It has been an interesting month at Broomsquires, with some fascinating curios coming our way…
1917 Military Telescope
Sourced in Reading, Berkshire, this week, this fine example of an antique wood/brass naval telescope from the early 20th Century is now available for sale from Broomsquires auctions.
Featured in our online auction, it is fully-operational and would make an exceptional Fathers’ Day gift. It comes complete with intact lens cap and original chain, adjustment screws, viewing tripod and adjustable lens.
Suitable for any ex-serviceman or naval personnel, this exemplary item would grace any study desk or cabinet of curiosities. If you are a sailor and are lucky enough to have your own vessel, tuck this into your luggage and sail away!
A Shorter History of the Military Telescope
First recorded by the Greeks as a formidable maritime nation (Claudius Ptolemy, 2nd Century AD, Optics) and then developed into the modern instrument we know today by the 17th Century (Lippershey, Gailileo, Kepler), telescopes were first officially proliferated amongst the British military in 1916 under Major Hesketh Hesketh-Pritchard for sniping or ‘sharpshooting’ purposes. It was around this time that such guerrilla warfare training was officially adopted by the British military. Prior to this it was developed as an experimental test run by the Lovat Scouts (a Scottish Highland division known for successful covert operations during the Second Boer War). Up until 1916, military personnel lucky enough to already possess one carried their own, personal telescopes, which were often light-weight and up to x20. Often considered ‘unsportsmanlike’, however, it took being roundly outskilled by German troops during WWI and their widespread uptake of game-hunting techniques and telescopic sights, before the British adopted sniping techniques as an acceptable military tactic. In February 1916, Marjor Hesketh Hesketh-Pritchard founded the very first British school of sniping in Linghem (France).

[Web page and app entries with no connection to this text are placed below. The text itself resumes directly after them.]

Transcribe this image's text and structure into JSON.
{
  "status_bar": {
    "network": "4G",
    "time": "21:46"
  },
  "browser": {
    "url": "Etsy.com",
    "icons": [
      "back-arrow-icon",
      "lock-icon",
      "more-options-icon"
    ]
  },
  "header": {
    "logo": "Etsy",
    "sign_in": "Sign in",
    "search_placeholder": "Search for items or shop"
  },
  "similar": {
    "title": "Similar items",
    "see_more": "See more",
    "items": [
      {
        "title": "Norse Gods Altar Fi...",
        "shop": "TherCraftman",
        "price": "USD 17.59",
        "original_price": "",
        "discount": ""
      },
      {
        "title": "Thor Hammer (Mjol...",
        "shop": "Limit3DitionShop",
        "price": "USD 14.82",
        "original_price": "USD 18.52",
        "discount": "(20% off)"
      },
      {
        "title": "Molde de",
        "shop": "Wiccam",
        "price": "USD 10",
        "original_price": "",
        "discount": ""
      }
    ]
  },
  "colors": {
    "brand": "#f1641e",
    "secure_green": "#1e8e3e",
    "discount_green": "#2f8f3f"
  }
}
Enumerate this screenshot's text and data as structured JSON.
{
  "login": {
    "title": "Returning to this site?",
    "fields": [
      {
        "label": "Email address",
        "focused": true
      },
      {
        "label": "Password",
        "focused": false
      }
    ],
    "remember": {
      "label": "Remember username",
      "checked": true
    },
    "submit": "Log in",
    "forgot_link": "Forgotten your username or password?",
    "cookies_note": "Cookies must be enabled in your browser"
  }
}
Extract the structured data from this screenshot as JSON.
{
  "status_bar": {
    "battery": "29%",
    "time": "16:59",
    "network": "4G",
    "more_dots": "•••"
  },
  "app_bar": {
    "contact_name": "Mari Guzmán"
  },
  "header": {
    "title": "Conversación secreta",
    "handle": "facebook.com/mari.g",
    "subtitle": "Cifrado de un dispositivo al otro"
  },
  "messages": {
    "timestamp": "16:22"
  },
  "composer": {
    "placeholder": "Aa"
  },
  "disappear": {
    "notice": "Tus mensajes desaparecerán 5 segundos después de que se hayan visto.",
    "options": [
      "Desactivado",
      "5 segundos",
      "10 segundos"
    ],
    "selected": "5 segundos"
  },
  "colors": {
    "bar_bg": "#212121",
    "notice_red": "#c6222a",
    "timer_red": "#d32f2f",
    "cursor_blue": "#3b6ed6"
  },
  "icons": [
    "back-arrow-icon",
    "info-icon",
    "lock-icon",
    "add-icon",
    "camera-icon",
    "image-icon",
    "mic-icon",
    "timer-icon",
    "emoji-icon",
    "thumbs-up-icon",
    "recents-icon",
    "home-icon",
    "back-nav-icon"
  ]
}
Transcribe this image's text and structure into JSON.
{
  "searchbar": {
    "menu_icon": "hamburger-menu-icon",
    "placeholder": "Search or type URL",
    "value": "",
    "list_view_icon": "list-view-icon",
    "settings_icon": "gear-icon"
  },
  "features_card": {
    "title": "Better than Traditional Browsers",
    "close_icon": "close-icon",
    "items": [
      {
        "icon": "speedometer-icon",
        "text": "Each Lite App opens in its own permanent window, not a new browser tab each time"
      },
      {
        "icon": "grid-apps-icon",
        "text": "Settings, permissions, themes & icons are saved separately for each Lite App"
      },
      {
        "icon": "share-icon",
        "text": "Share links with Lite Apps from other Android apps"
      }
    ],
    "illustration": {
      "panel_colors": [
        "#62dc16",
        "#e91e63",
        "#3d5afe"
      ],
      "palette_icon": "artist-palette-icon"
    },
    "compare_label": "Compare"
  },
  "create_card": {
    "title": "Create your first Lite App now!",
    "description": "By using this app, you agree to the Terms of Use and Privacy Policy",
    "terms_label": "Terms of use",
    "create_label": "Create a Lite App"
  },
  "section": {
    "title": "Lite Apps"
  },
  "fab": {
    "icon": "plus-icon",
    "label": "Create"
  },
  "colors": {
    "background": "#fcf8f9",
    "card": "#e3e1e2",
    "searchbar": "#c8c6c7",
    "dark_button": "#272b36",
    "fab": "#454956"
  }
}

Naval telescopes were carried by Officers of the Watch onboard British Navy vessels right up until the 1960s, when binoculars became more popular. More portable, binoculars were issued in smart, leather casing. Officer of the Watch telescopes were often basic instruments, with no tripod, and were personalised with plaited string decoration or engraving.
Buy It Now!
Finding an example of a working antique naval telescope complete with original tripod is now a rare occurrence. Our item is listed at a competitive, Buy-It-Now price of £150 ono http://bit.ly/2JNSqa7. This stunning piece of naval memorabilia will be carefully packed and shipped from our Hampshire HQ – don’t miss out!
[Credits: Feature image – Royal Nauticals London 1917 telescope http://bit.ly/2JNSqa7 (Broomsquires Auctions); eBay.co.uk; arttodaymagazine.com; www.worcesterantiques.co.uk/blog/history-of-british-military-sniping-telescopes.htm; telescopecollector.wordpress.com]